Strong as she is, Keiko is no emotionless robot, and her customary restraint makes the moments when her feelings take over all the more powerful. She spends much of the film quietly admiring Nobuhiko Fujisaki (Masayuki Mori), a married, affluent banker with a gentlemanly air about him, different from most of the customers she meets, but she never allows herself to go beyond that until a series of troubles and disappointments breaks down her self-control. When her facade crumbles, so does his, and he proves to be no better than the others. It seems that in Keiko’s world, everyone pretends.
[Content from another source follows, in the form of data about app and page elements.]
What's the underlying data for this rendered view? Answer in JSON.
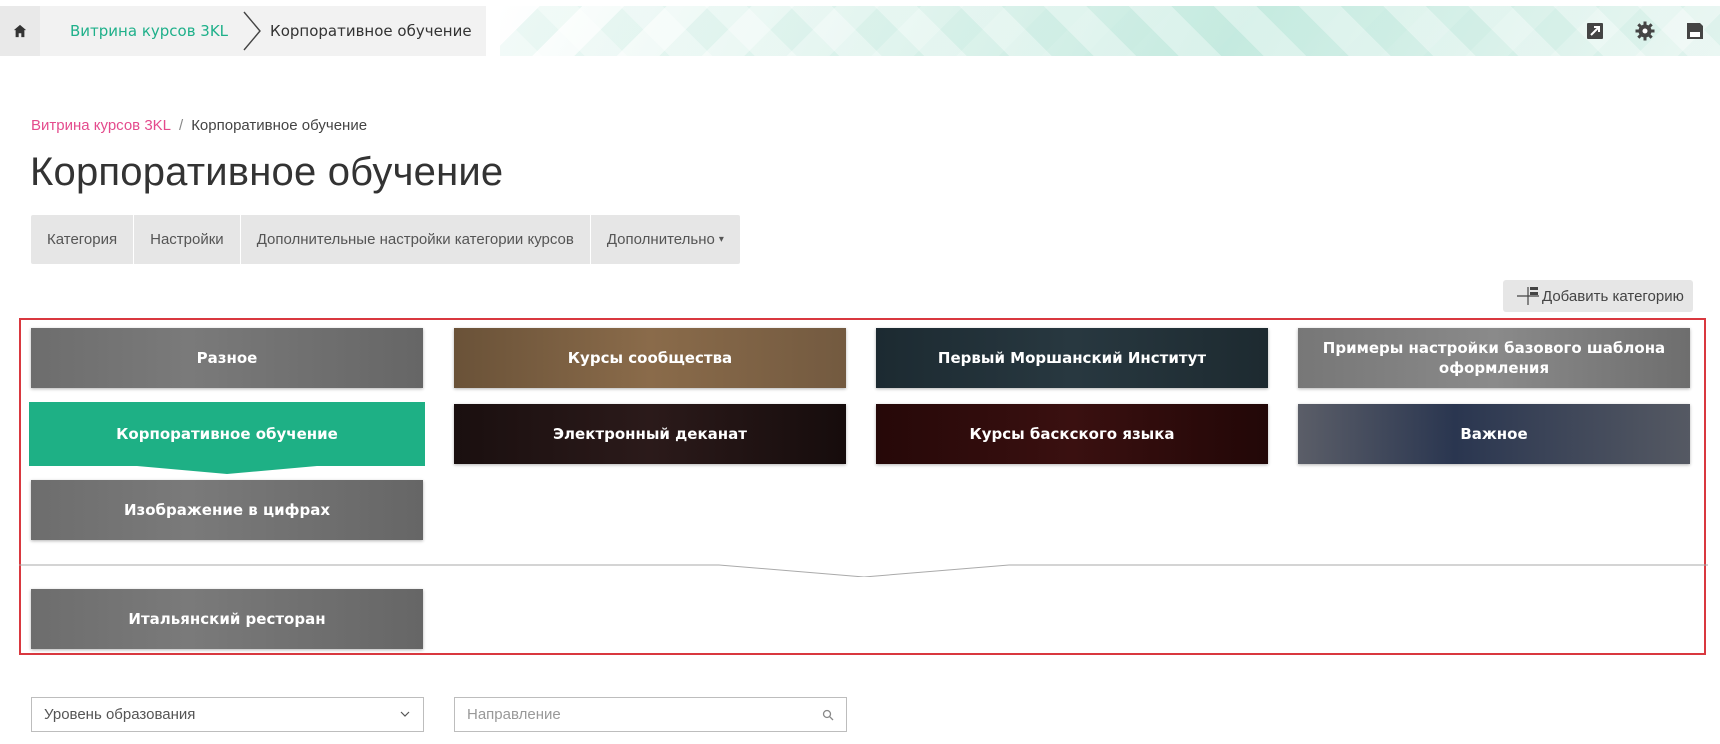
{
  "topbar": {
    "crumb_parent": "Витрина курсов 3KL",
    "crumb_current": "Корпоративное обучение",
    "icons": [
      "home-icon",
      "send-icon",
      "gear-icon",
      "save-icon"
    ]
  },
  "breadcrumb": {
    "parent": "Витрина курсов 3KL",
    "separator": "/",
    "current": "Корпоративное обучение"
  },
  "page_title": "Корпоративное обучение",
  "tabs": [
    {
      "label": "Категория"
    },
    {
      "label": "Настройки"
    },
    {
      "label": "Дополнительные настройки категории курсов"
    },
    {
      "label": "Дополнительно"
    }
  ],
  "add_category": {
    "label": "Добавить категорию"
  },
  "categories": [
    {
      "label": "Разное"
    },
    {
      "label": "Курсы сообщества"
    },
    {
      "label": "Первый Моршанский Институт"
    },
    {
      "label": "Примеры настройки базового шаблона оформления"
    },
    {
      "label": "Корпоративное обучение",
      "active": true
    },
    {
      "label": "Электронный деканат"
    },
    {
      "label": "Курсы баскского языка"
    },
    {
      "label": "Важное"
    },
    {
      "label": "Изображение в цифрах"
    },
    {
      "label": "Итальянский ресторан"
    }
  ],
  "filters": {
    "level_select": "Уровень образования",
    "direction_placeholder": "Направление"
  },
  "colors": {
    "accent": "#1eb085",
    "link_pink": "#e44b8d",
    "frame_red": "#d9383f"
  }
}
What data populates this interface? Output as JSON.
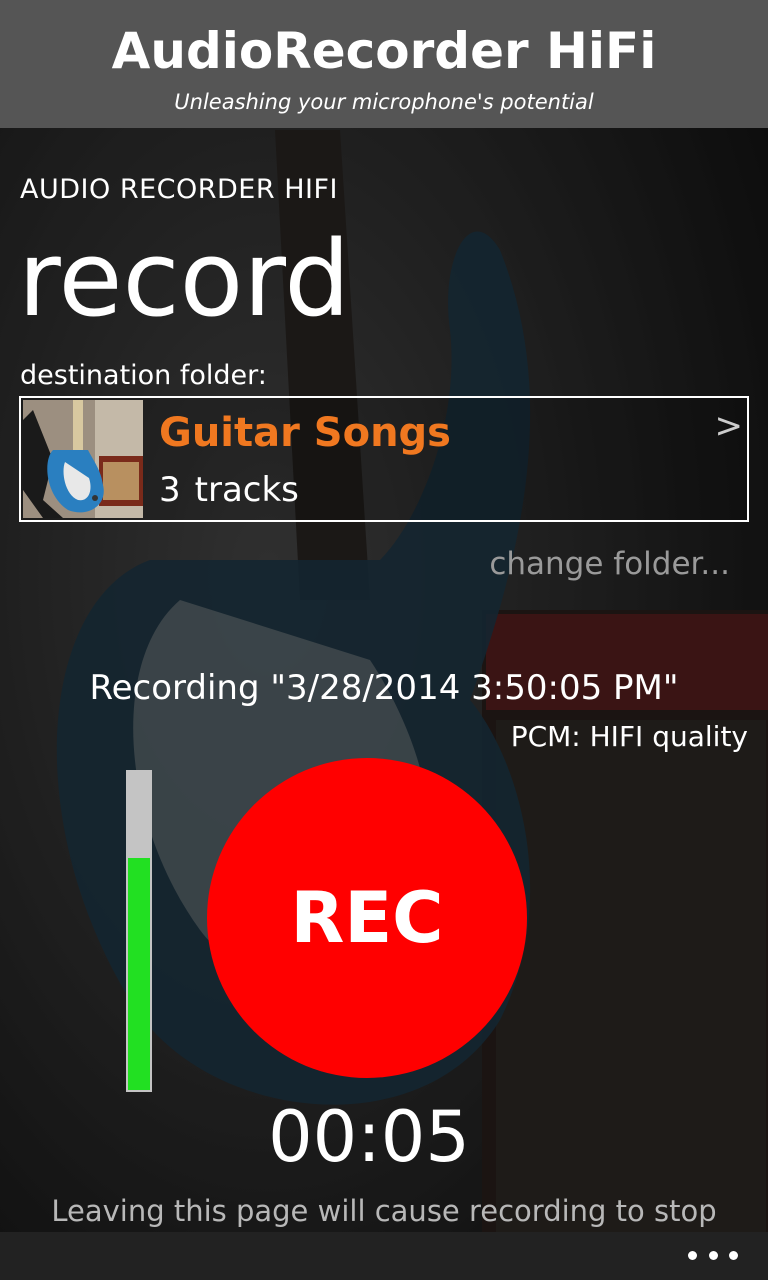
{
  "header": {
    "app_title": "AudioRecorder HiFi",
    "tagline": "Unleashing your microphone's potential"
  },
  "page": {
    "section_label": "AUDIO RECORDER HIFI",
    "title": "record"
  },
  "destination": {
    "label": "destination folder:",
    "folder_name": "Guitar Songs",
    "track_count": "3",
    "track_unit": "tracks",
    "chevron": ">",
    "change_folder": "change folder..."
  },
  "recording": {
    "name": "Recording \"3/28/2014 3:50:05 PM\"",
    "quality": "PCM: HIFI quality",
    "rec_label": "REC",
    "timer": "00:05",
    "level_fraction": 0.73,
    "warning": "Leaving this page will cause recording to stop"
  },
  "appbar": {
    "more_icon": "ellipsis-icon"
  },
  "colors": {
    "title_bar": "#555555",
    "folder_name": "#f07820",
    "rec_button": "#ff0000",
    "level_fill": "#22e022",
    "level_track": "#c4c4c4"
  }
}
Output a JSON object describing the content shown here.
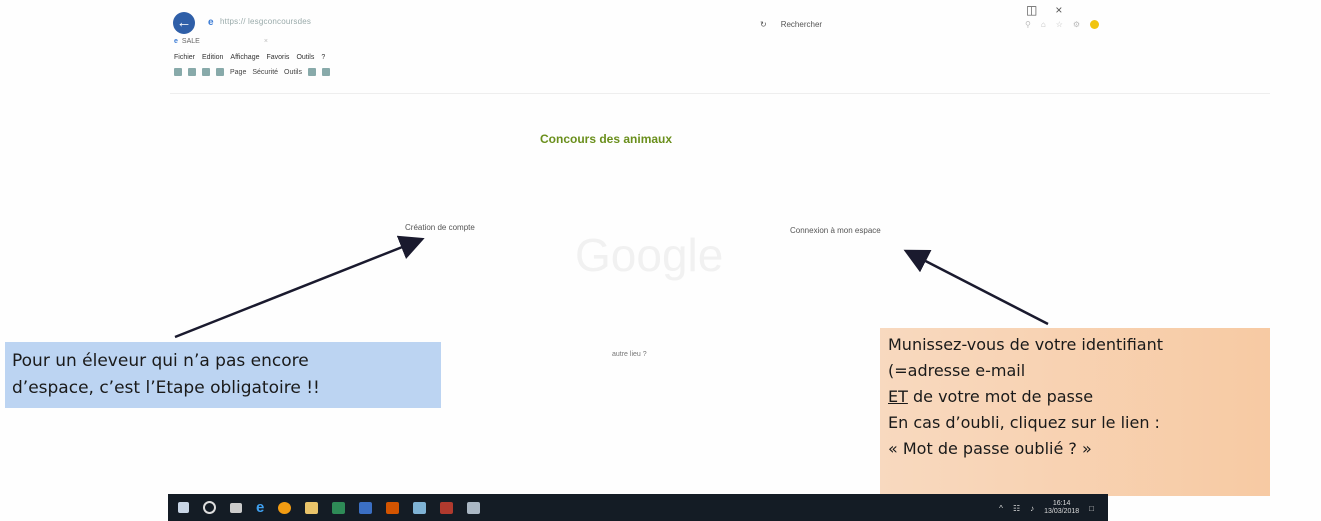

Five years prior to When a Woman Ascends the Stairs, Hideko Takamine and Masayuki Mori co-starred in Naruse’s Floating Clouds. As in the later film, Takamine’s character in Floating Clouds is in love with Mori’s, but his weak-willed, self-centered nature and the fact that he’s already married make lasting happiness between them impossible. There, however, Takamine’s character is destroyed by her ill-starred affair; Keiko, in contrast, manages to pull herself together and salvage as much of her dignity as she possibly can.
In a 2005 interview for the Criterion Collection edition of When a Woman Ascends the Stairs, Tatsuya Nakadai discussed the type of role that Takamine frequently played for Naruse, Keiko being a sterling example:
Naruse’s other films also have women as their main focus. They’re about strong women, and the actress who represented that was Hideko Takamine. I think Naruse loved to portray that kind of woman. It wasn’t merely her beauty or charm or attractiveness as a woman, though she was, of course, an attractive woman. It was rather a certain quality in a woman. Seeing the movie again, I realize it was something like nihilism. That’s what Naruse sensed most strongly in Takamine, and that’s why he hired her for his films. ‘Nihilism’ may be too strong a word, but something like a woman’s resignation to her fate. And even as she resigns herself to it, she faces it head-on, courageously.
For all of the literal climbing she does up that too-familiar staircase, Keiko never really manages to get anywhere. She describes her business as “a vicious circle” at one point, which is a much apter image — not steady progress toward a goal, but an exercise in futility. Still, hopeless as her situation seems and may well be, she grits her teeth and carries on. “I hated climbing those stairs more than anything,” she says. “But once I was up, I would take each day as it came.”